Chemotherapy is a therapeutic option for the treatment of localized and metastasized malignancies. It is often used to shrink the size of a primary tumor before surgery or for pain management (also known as palliative care). There are severe adverse effects associated with systemic administration of chemotherapy, including depression of the immune system (myelosuppression) and organ-specific toxicities (i.e. cardiotoxicity, nephrotoxicity, etc.). By packaging the highly toxic drugs in carriers that can accumulate in solid tumors preferentially and release their contents locally, the systemic toxicities can be minimized. This can be achieved with a drug delivery system that consists of 1) submicron triggerable drug carriers that can target (passively or actively) localized malignancies and 2) the application of a stimulus (i.e. mild acidity or hyperthermia) that can trigger the release of the encapsulated drugs. While efforts have been made to craft triggerable drug delivery systems, they have suffered from several deficiencies, including 1) unstable carriers that leak drugs prematurely at physiological conditions, 2) the need for highly acidic conditions (pH < 5.5) or extensive heating (release temperature > 43oC) for more than 15 minutes to release drugs from carriers, or 3) the lack of a noninvasive energy source to trigger drug release.
To address these shortcomings, we have designed a system that combines polymer-modified temperature sensitive liposomes (pTSL) and noninvasive focused ultrasound for local triggerable drug delivery. The proposed drug carriers are temperature-sensitive liposomes decorated with membrane-disruptive and hydrophobically-modified polymers composed of both pH-sensitive (propylacrylic acid (PAA)) and temperature-sensitive (N-isopropylacrylamide (NIPAAm)) monomers. By controlling the ratio and number of monomer units precisely as well as the polymer:lipid ratio, we can synthesize triggerable carriers that will be stable in physiological conditions and release drugs rapidly when subjected to mild acidity and hyperthermia. Focused ultrasound readily propagates through tissue and can be used to heat a specific location with millimeter precision. Thus, noninvasive focused ultrasound can serve as an externally-applied energy source to heat the tumor interstitium and trigger drug release locally. In addition to heating, the inserted polymer can respond mildly acidic environments. It has been reported that solid tumors have an interstitial pH between 6.5 – 7.0; therefore, the pTSL may be used to deliver chemotherapy locally in response to a mildly acidic tumor environment.

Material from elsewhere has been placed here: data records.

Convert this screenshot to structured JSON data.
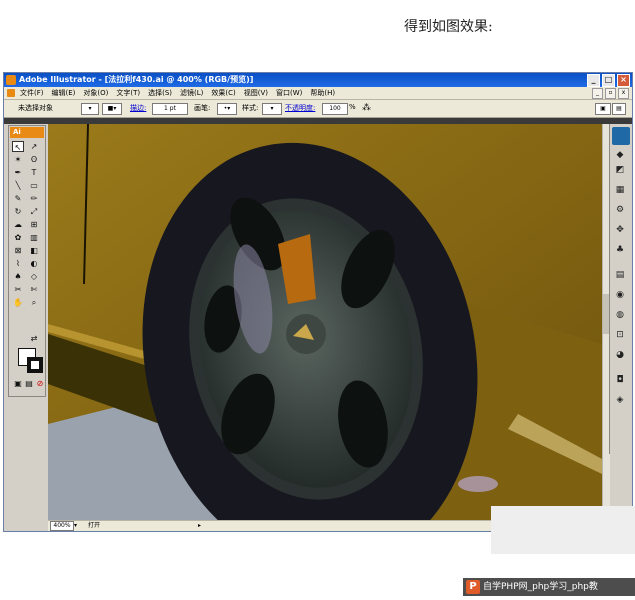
{
  "caption": "得到如图效果:",
  "window": {
    "title": "Adobe Illustrator - [法拉利f430.ai @ 400% (RGB/预览)]",
    "controls": [
      "_",
      "□",
      "×"
    ]
  },
  "menu": {
    "items": [
      "文件(F)",
      "编辑(E)",
      "对象(O)",
      "文字(T)",
      "选择(S)",
      "滤镜(L)",
      "效果(C)",
      "视图(V)",
      "窗口(W)",
      "帮助(H)"
    ]
  },
  "control_bar": {
    "selection": "未选择对象",
    "stroke_label": "描边:",
    "stroke_weight": "1 pt",
    "brush_label": "画笔:",
    "style_label": "样式:",
    "opacity_label": "不透明度:",
    "opacity_value": "100",
    "opacity_unit": "%"
  },
  "toolbox": {
    "header": "Ai",
    "tools": [
      "selection-tool",
      "direct-selection-tool",
      "magic-wand-tool",
      "lasso-tool",
      "pen-tool",
      "type-tool",
      "line-tool",
      "rectangle-tool",
      "paintbrush-tool",
      "pencil-tool",
      "rotate-tool",
      "scale-tool",
      "warp-tool",
      "free-transform-tool",
      "symbol-sprayer-tool",
      "column-graph-tool",
      "mesh-tool",
      "gradient-tool",
      "eyedropper-tool",
      "blend-tool",
      "live-paint-bucket-tool",
      "live-paint-selection-tool",
      "slice-tool",
      "scissors-tool",
      "hand-tool",
      "zoom-tool"
    ]
  },
  "status_bar": {
    "zoom": "400%",
    "status_text": "打开"
  },
  "colors": {
    "car_body": "#8a6a12",
    "tire": "#17171f",
    "rim": "#3e4844",
    "ground": "#9aa3ad"
  },
  "watermark": {
    "text": "自学PHP网_php学习_php教"
  }
}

While identification of the threshold temperature for triggered drug release is essential, the minimum thermal dose required for release may be more important. The standard measure of heating delivered to tissue is the thermal dose, which takes a heat treatment at one temperature and calculates the equivalent exposure time at a reference temperature of 43°C:

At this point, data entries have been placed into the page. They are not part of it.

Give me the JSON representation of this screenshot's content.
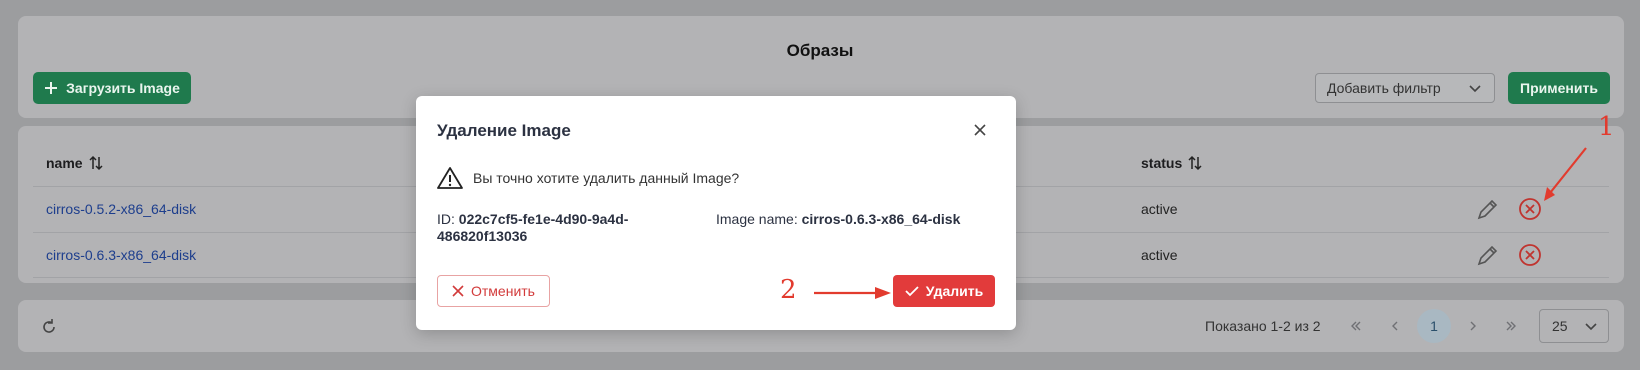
{
  "page": {
    "title": "Образы",
    "upload_button": "Загрузить Image",
    "filter_placeholder": "Добавить фильтр",
    "apply_button": "Применить"
  },
  "table": {
    "columns": [
      "name",
      "status"
    ],
    "rows": [
      {
        "name": "cirros-0.5.2-x86_64-disk",
        "status": "active"
      },
      {
        "name": "cirros-0.6.3-x86_64-disk",
        "status": "active"
      }
    ]
  },
  "pagination": {
    "info": "Показано 1-2 из 2",
    "current_page": "1",
    "page_size": "25"
  },
  "modal": {
    "title": "Удаление Image",
    "warning": "Вы точно хотите удалить данный Image?",
    "id_label": "ID:",
    "id_value": "022c7cf5-fe1e-4d90-9a4d-486820f13036",
    "name_label": "Image name:",
    "name_value": "cirros-0.6.3-x86_64-disk",
    "cancel_button": "Отменить",
    "delete_button": "Удалить"
  },
  "annotations": {
    "one": "1",
    "two": "2"
  },
  "colors": {
    "primary_green": "#1f7a4d",
    "danger_red": "#e23b3b",
    "annotation_red": "#e23b2e",
    "link_blue": "#1d3e8d"
  }
}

t43°C = Δt ∙ R(43-T) ,
where t43°C is the thermal dose of the exposure in equivalent minutes at 43°C, Δt is the duration of exposure (min), T is the average temperature of the exposure over Δt, and R is an empirical constant (R=0.5 at T≥43°C, 0.25 at T<43°C). Studies have shown that the thermal dose threshold for 100% necrosis in various tissues ranges from 240 to as low as 50 equivalent min at 43°C. Meshorer et al. (1983) found that in porcine tissue, necrosis onset occurred at t43°C = 0.5-30 min, with moderate damage at t43°C = 60-240 min, and severe damage at t43°C > 240 min. The thermal dose required for releasing 50% of doxorubicin entrapped within a traditional formulation of thermosensitive liposome can exceed 5.44 equivalent minutes at 43°C, which can be damaging to healthy tissue. The incorporation of NIPAAm-co-PAA into the liposomal shell reduced the thermal dose required to 0.0455 equivalent minutes at 43°C, which is a reduction by more than two orders of magnitude.